Specifying Ports In Nmap
A nmap scan of the 1000 most popular ports is usually too slow and may trigger firewalls or intrusion detection systems. To avoid this problem, you can specify a specific port using -sS option:
nmap- sS is for scanning TCP connection services; it determines what program listens on which port number in order to identify which application uses them (e.g., web server). Additionally, there are two types of fast mode scans—’F’ will produce results quickly while providing less information than normal full batch searches.
This option allows you to choose which ports Nmap should scan. Individual numbers or ranges of port numbers are all good choices, for instance, 1-1023 would be specified with a hyphen between two digits (1-2) while -p0 refers only to these first six Burgundy sockets on your computer’s motherboard where the power outlet usually goes). You can also specify starting points other than 0 if needed; just make sure there isn’t already an existing open connection in that range! For IP protocol scanning (-sO), this specifies what protocols number we want to be scanned out of 255 total available at our disposal here including DNS but also DHCP as well.
Detect Service And Version Information
Nmap is a powerful and versatile tool, but it’s only as good at finding out what you need to know if the information being sought isn’t already in its database.
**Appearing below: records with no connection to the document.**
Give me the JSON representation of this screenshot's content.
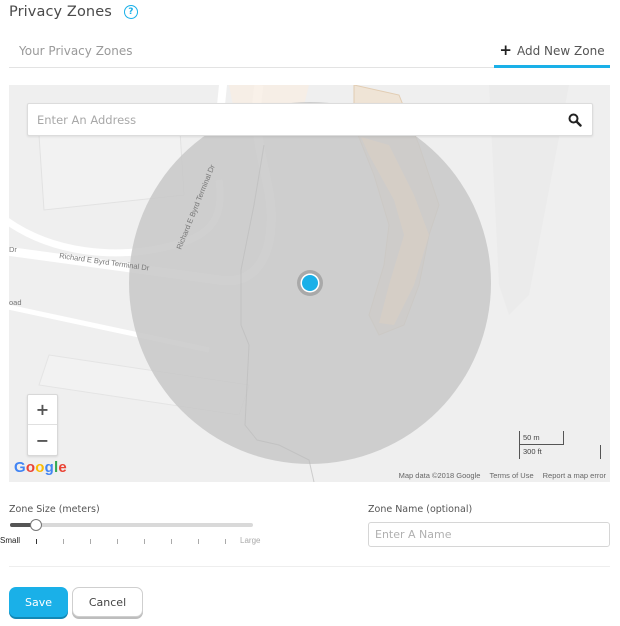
{
  "header": {
    "title": "Privacy Zones",
    "help_icon": "help-circle-icon"
  },
  "tabs": {
    "your_zones_label": "Your Privacy Zones",
    "add_zone_label": "Add New Zone",
    "add_zone_icon": "plus-icon",
    "active_tab": "Add New Zone"
  },
  "map": {
    "search_placeholder": "Enter An Address",
    "search_value": "",
    "search_icon": "search-icon",
    "zoom_in_label": "+",
    "zoom_out_label": "−",
    "street_labels": [
      "Richard E Byrd Terminal Dr",
      "Richard E Byrd Terminal Dr",
      "Dr",
      "oad"
    ],
    "provider_logo": "Google",
    "scale_metric": "50 m",
    "scale_imperial": "300 ft",
    "attribution": [
      "Map data ©2018 Google",
      "Terms of Use",
      "Report a map error"
    ],
    "colors": {
      "zone_fill": "#c8c8c8",
      "marker": "#1ab0e8",
      "background": "#efefef"
    }
  },
  "zone_size": {
    "label": "Zone Size (meters)",
    "min_label": "Small",
    "max_label": "Large",
    "tick_count": 8,
    "selected_index": 0
  },
  "zone_name": {
    "label": "Zone Name (optional)",
    "placeholder": "Enter A Name",
    "value": ""
  },
  "actions": {
    "save_label": "Save",
    "cancel_label": "Cancel"
  },
  "theme": {
    "accent": "#1ab0e8"
  }
}
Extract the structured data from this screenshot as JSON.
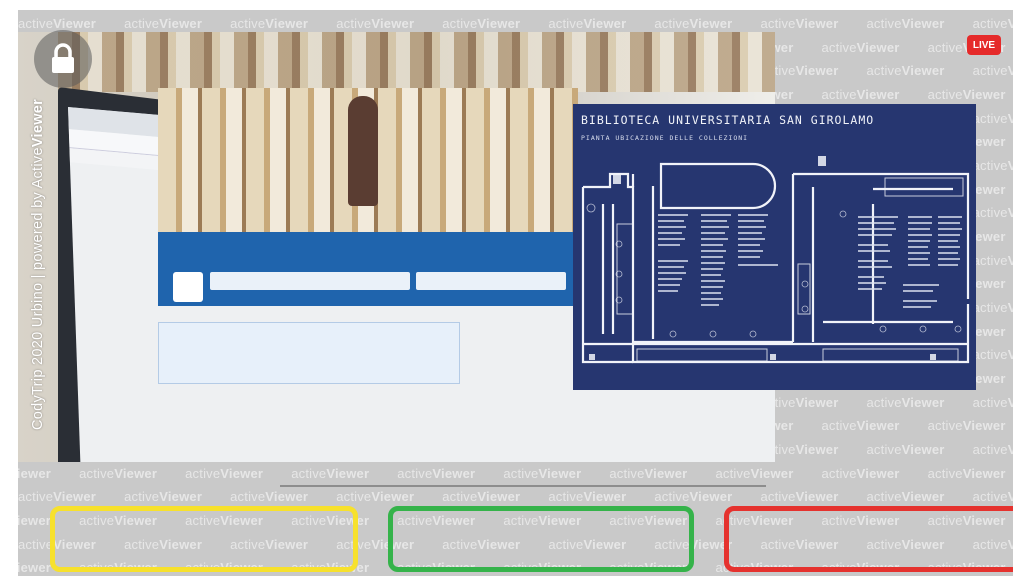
{
  "watermark": {
    "prefix": "active",
    "emphasis": "Viewer"
  },
  "credit": {
    "text": "CodyTrip 2020 Urbino | powered by Active",
    "emphasis": "Viewer"
  },
  "live_label": "LIVE",
  "map": {
    "title": "BIBLIOTECA UNIVERSITARIA SAN GIROLAMO",
    "subtitle": "PIANTA UBICAZIONE DELLE COLLEZIONI"
  },
  "icons": {
    "lock": "lock-icon"
  },
  "zones": [
    {
      "color": "#f7e12c",
      "name": "yellow"
    },
    {
      "color": "#35b34a",
      "name": "green"
    },
    {
      "color": "#e5322e",
      "name": "red"
    }
  ],
  "colors": {
    "map_background": "#263670",
    "live": "#e52a2a"
  }
}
If someone sends nmap scan data without adding any version detection with -sV then most of those results will just be accurate for that specific client/server version combination rather than more generally applicable knowledge like are these hosts vulnerable?
Which software versions can I expect them running on their machine? Even though some people consider this extra step “manual labor”, we still recommend using it because accuracy matters when testing against different operating systems or environments!
Using Nmap Scripts
While NSE has a complex implementation for efficiency, it is strikingly easy to use. Simply specify -sC or –script option if you wish and we will enable the most common scripts on your system with just one command! You can also choose which ones specifically by using categories in order provide arguments (arguments may come from many different places), file names of directories full of custom code–whatever suits your needs best really; there’s no wrong answer here as long as it does what needs to be done.
Controlling Scan Time For Nmap
You may not know this, but you can adjust the speed of a scan. The T option allows us to set template time between zero and five seconds with higher values for faster scans! And if that isn’t enough control over your net-outing sessions–you also get in on some firewall circumvention tricks thanks to nmap’s clever use of probes which are sent automatically according to their delay setting (in secs).